For example, the colour the shadow side of the jeans, I could use more layers of the same marker, or draw over with a darker shade marker. If you overlay, there's still a limit to the value/darkness of the colour.
To cut down on cost, it's best to get markers that are refillable. For example, Copic markers can be refilled by their Various Inks bottles.
Alcohol markers also have a tendency to bleed through pages. Even if you use thick 300gsm paper, sometimes the alcohol ink may still bleed through. Hence it's good to just draw on one page when using markers, and protect the next page by laying a piece of paper between. The other solution is to get paper that's so called marker-proof. Those paper are treated to handle marker ink and will resist bleeding through the paper, but sometimes juicy markers will still bleed through.
Markers are markers when they use felt tips. These tips come in various shapes. The most common shapes are the chisel edge, fine point and brush tip. Chisel edge provide thick lines that look like blocks. They are great for covering large areas quickly.
Fine point is used for writing, or covering smaller areas. Brush tips are great for colouring details, and creating strokes with varying thickness.
Other than alcohol-based markers, there are water-based markers. Sometimes this water-based markers will use dye inks, and sometimes they will use pigment inks. Ecoline brush pens, a type of marker, uses dye inks. These inks are not lightfast and can fade in the future.
These inks are not very different from fountain pen inks.
If you want to, you can get empty markers and create your own marker. Shown above is the Daler Rowney FW Mixed Media marker. It's actually made for acrylic but you can definitely use inks in it. The downside to making your own markers is it is difficult to tell the actual colour of the ink inside. With brand markers, the colours are usually labeled very prominently on the body or cap.
Water-based markers do not bleed through pages. These are usually not lightfast unless otherwise mentioned.
These marker inks usually will dissolve in water. You can dissolve the inks for some special effects.
Not all water-based inks are not lightfast though. Shown above are Spectrum Noir Metallic markers. These are interesting markers. I usually associate metallic markers with acrylic inks, or markers that have those ball bearings in it where you have to shake. Spectrum Noir Metallic markers are interesting because these are water-based markers that feature archival ink.
Not only that, these inks are extremely opaque, making them very suitable for mixed media work, especially when you want to cover over other medium.
These Winsor & Newton Watercolour markers are also water-based. They feature pigment inks and are supposed to be archival as well.
And these are Winsor and Newton pigment markers. They are pigment based and so should be archival. These markers behave very similarly to alcohol based markers to. You can layer and blend with them.
I still love the convenience of markers. They are so easy to use, so portable and easy to keep. There was a time I would bring these markers to colour my sketches that were drawn on the train.
Over the years, as I started using watercolour, I felt that markers were quite limited in functionality because each marker is just one colour. However, that cannot be further from the truth. There are countless artists who create amazing artworks with markers.

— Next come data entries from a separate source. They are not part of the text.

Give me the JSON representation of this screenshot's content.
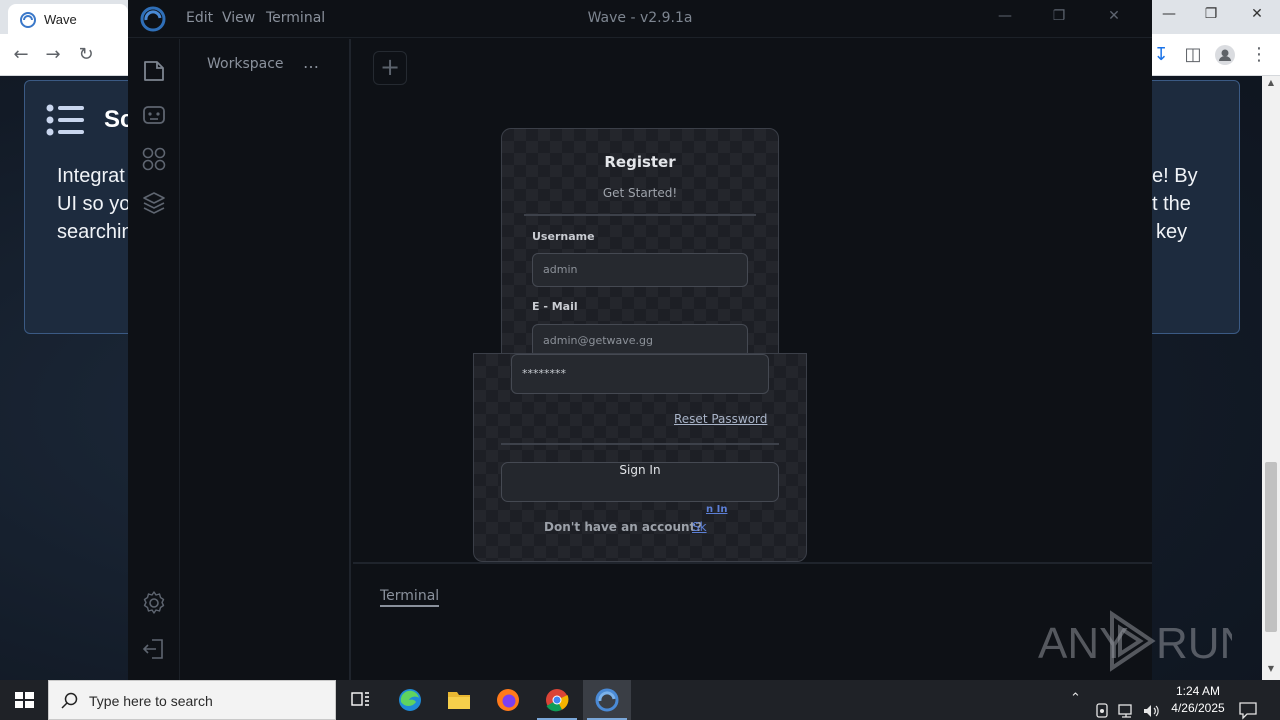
{
  "browser": {
    "tab_title": "Wave",
    "page_card": {
      "heading": "Sc",
      "left_lines": [
        "Integrat",
        "UI so yo",
        "searchin"
      ],
      "right_lines": [
        "e! By",
        "t the",
        "key"
      ]
    }
  },
  "wave_app": {
    "title": "Wave - v2.9.1a",
    "menu": [
      "Edit",
      "View",
      "Terminal"
    ],
    "sidebar_icons": [
      "files-icon",
      "robot-icon",
      "apps-grid-icon",
      "layers-icon",
      "settings-icon",
      "logout-icon"
    ],
    "workspace_label": "Workspace",
    "workspace_more": "…",
    "add_tab_symbol": "+",
    "terminal_tab": "Terminal"
  },
  "register_dialog": {
    "title": "Register",
    "subtitle": "Get Started!",
    "username_label": "Username",
    "username_placeholder": "admin",
    "email_label": "E - Mail",
    "email_placeholder": "admin@getwave.gg",
    "password_value": "********",
    "reset_password": "Reset Password",
    "sign_in_button": "Sign In",
    "ghost_link": "n In",
    "no_account_text": "Don't have an account?",
    "signup_link_partial": "Sk"
  },
  "watermark": "ANY RUN",
  "taskbar": {
    "search_placeholder": "Type here to search",
    "time": "1:24 AM",
    "date": "4/26/2025"
  },
  "colors": {
    "wave_bg": "#0e1116",
    "dialog_bg": "#1d1f25",
    "link_blue": "#5c7fd6",
    "taskbar_bg": "#1f2227"
  }
}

And coloured pencils, pastels are also single colour per stick. So the limitation is a self-imposed one for me. One thing that cannot be denied is it is expensive to keep buying colours.
Last thing to note is to always test your markers before using them on actual artworks. Don't spray fixative over marker ink unless you're sure the colours will not break.
So that's all for this quick guide and introduction. If you love markers or use markers, let me know in the comments section on why you're using them. And how well are they working out for you.
If you want to check out some marker reviews, see this comparison review of pros and cons of various markers at https://www.parkablogs.com/content/best-art-markers-artists-copic-prisma...